■ Data listing ■
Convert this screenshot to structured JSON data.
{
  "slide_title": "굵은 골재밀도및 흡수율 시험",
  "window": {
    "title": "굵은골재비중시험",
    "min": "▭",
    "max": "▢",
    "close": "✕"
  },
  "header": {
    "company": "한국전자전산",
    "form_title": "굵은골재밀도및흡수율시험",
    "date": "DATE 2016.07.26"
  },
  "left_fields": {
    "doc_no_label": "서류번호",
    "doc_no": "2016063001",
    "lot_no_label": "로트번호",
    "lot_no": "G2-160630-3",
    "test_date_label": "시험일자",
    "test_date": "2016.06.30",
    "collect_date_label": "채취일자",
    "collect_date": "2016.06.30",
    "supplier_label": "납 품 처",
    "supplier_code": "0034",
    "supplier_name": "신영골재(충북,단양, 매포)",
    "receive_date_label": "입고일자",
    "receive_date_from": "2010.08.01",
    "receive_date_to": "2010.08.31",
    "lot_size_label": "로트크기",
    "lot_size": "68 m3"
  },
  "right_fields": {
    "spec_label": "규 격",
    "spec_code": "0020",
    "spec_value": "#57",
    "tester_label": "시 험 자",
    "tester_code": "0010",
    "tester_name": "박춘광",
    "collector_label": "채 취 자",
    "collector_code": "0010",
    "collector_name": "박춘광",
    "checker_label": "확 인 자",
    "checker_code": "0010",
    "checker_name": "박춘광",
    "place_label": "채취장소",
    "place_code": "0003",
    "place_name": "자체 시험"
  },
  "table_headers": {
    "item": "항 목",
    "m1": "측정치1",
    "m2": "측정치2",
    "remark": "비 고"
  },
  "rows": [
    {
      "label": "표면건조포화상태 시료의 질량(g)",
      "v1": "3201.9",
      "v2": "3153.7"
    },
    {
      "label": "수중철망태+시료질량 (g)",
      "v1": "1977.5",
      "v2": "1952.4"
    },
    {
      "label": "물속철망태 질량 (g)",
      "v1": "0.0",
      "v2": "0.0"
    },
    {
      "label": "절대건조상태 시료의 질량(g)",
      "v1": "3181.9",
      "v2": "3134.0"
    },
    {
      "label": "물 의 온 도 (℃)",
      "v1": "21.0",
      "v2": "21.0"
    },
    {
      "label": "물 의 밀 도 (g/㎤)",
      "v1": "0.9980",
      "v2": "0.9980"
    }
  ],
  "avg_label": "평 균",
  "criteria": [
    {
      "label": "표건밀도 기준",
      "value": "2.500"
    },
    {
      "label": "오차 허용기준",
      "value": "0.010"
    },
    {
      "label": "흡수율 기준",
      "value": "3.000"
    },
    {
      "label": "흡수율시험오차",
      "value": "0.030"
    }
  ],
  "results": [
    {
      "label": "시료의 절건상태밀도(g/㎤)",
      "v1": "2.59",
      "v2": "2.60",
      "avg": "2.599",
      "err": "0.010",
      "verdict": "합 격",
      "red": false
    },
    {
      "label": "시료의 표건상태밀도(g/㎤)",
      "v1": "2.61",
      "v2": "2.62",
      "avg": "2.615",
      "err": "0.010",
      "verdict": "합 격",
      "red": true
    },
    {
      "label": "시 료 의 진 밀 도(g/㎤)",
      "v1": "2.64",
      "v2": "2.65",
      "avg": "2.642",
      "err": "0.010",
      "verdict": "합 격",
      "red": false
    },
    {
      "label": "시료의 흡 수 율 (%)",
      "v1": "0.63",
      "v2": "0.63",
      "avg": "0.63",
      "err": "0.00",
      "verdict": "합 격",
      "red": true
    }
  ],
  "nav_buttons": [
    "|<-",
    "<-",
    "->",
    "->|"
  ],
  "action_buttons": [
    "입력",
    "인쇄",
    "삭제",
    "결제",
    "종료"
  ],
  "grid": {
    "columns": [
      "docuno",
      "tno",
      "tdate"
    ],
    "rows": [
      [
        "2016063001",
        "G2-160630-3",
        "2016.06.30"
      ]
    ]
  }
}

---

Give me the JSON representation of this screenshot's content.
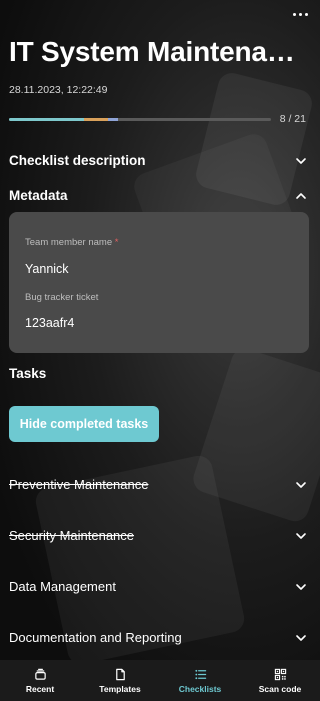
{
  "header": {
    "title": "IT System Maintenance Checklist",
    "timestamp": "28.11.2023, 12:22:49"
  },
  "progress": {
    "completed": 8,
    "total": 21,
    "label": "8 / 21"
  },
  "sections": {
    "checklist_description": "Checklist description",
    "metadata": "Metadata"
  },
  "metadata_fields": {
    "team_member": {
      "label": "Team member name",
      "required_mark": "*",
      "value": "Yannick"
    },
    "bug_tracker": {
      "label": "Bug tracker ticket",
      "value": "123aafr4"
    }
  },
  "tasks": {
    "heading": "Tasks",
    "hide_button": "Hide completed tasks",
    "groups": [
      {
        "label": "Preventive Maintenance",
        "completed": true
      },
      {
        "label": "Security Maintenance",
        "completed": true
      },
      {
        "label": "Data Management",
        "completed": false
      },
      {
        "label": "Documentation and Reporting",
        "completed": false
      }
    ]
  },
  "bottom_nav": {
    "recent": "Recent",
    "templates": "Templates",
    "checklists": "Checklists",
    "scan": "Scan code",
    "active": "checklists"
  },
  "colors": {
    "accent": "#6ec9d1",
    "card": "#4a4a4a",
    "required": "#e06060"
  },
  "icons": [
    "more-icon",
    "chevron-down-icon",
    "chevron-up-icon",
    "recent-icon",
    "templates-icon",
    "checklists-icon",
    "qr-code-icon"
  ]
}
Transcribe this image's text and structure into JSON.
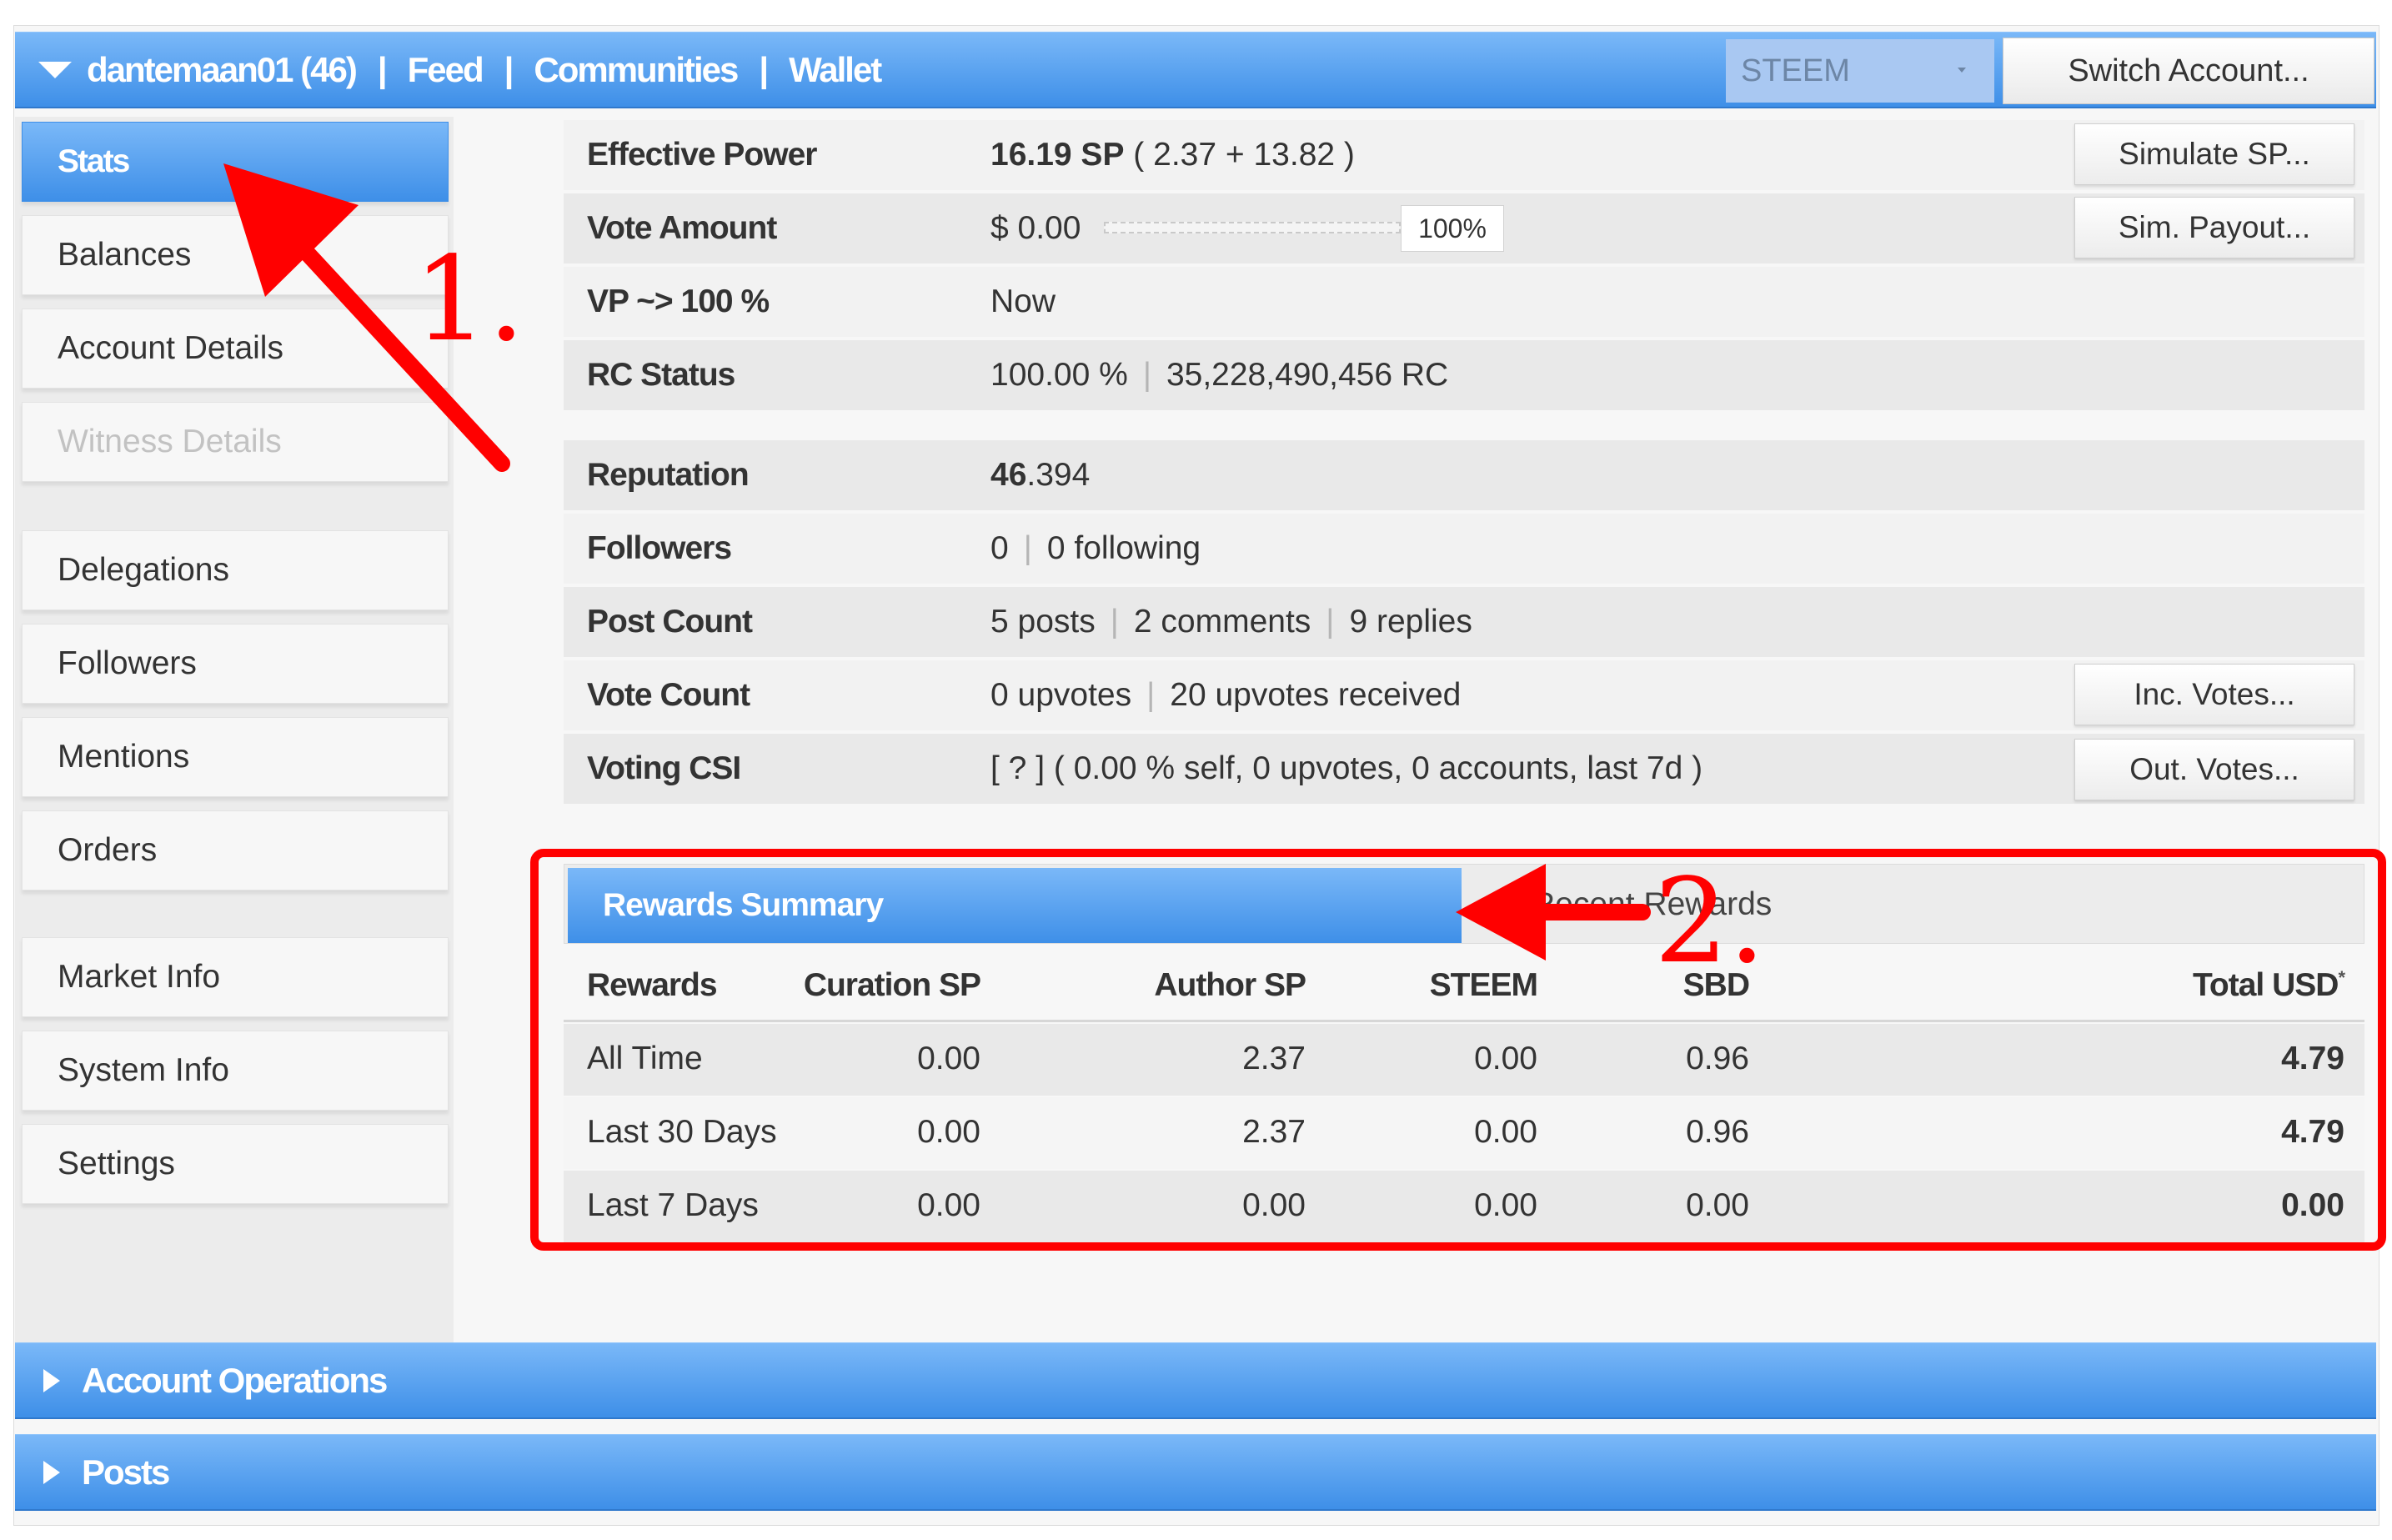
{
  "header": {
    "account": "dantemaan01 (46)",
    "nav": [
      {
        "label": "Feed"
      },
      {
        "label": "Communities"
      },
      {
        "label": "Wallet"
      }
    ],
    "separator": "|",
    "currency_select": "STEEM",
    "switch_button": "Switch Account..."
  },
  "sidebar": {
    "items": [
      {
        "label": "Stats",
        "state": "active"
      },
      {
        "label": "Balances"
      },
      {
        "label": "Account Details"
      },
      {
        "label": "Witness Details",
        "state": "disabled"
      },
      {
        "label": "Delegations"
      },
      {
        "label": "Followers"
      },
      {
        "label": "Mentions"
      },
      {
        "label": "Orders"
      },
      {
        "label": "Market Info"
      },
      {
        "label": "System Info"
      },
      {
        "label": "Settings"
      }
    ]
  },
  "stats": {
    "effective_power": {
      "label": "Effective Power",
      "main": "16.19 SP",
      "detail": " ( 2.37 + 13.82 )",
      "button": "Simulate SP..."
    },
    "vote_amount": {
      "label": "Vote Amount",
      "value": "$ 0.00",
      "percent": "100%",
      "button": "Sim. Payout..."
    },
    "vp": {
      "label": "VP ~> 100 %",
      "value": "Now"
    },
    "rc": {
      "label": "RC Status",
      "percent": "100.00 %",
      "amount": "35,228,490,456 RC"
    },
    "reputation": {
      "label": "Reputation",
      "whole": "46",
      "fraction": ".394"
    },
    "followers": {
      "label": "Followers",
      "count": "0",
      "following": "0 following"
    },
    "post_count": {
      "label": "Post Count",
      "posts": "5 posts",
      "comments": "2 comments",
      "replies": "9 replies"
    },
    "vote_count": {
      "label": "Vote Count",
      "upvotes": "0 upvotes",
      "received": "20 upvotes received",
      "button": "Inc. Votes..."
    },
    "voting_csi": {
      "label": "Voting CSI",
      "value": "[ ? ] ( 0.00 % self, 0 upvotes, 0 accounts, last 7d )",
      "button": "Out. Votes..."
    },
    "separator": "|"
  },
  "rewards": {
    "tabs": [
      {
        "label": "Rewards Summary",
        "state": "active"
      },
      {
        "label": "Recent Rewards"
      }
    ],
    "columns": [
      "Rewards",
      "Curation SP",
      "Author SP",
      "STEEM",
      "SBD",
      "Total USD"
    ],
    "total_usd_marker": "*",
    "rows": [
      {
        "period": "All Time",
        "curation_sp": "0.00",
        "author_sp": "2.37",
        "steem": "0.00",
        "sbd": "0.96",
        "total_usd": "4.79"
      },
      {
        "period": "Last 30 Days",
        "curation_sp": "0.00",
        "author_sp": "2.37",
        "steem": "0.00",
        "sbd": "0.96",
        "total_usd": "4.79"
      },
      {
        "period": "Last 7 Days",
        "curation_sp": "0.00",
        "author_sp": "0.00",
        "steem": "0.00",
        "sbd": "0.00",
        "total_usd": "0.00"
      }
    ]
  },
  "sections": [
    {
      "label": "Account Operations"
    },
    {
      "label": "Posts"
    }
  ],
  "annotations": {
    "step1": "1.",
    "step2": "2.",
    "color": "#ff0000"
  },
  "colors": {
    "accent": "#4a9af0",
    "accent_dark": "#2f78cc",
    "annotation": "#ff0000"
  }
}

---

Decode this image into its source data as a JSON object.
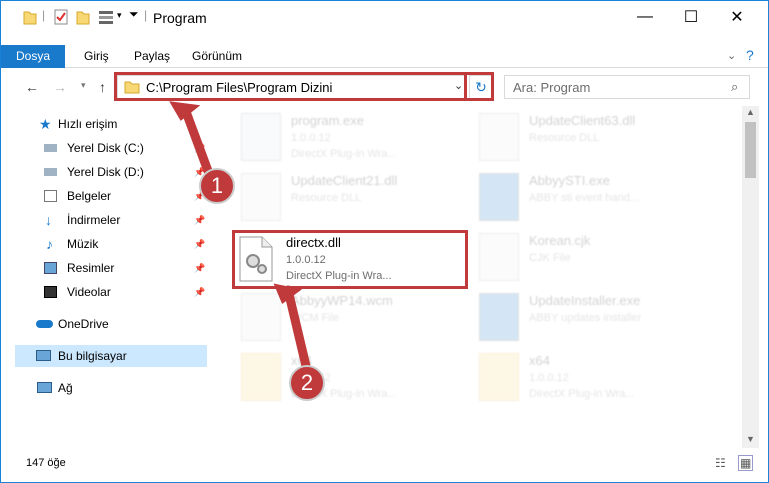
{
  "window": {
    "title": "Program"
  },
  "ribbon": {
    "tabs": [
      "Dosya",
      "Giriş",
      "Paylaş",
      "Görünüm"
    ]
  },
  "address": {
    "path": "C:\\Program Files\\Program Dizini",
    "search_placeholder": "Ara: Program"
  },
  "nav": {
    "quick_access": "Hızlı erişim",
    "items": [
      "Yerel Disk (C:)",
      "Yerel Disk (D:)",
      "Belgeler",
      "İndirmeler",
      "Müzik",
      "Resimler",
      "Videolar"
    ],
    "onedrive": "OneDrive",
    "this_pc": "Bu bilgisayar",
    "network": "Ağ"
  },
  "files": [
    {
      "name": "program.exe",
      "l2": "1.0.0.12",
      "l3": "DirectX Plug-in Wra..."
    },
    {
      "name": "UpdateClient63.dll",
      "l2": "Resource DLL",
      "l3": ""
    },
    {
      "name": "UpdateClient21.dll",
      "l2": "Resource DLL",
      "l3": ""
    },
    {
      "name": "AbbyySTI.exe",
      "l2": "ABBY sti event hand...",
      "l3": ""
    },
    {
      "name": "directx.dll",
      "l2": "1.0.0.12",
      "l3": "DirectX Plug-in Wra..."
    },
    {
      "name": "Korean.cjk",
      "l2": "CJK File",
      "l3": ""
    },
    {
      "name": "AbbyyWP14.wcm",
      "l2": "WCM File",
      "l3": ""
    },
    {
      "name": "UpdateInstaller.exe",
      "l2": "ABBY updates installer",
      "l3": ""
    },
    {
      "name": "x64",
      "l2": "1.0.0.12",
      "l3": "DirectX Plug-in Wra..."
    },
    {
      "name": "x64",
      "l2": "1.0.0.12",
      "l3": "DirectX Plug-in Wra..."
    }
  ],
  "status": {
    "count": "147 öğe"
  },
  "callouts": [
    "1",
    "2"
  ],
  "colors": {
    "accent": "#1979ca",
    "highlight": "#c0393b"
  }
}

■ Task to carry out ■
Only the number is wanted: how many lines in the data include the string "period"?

■ Written reply ■
3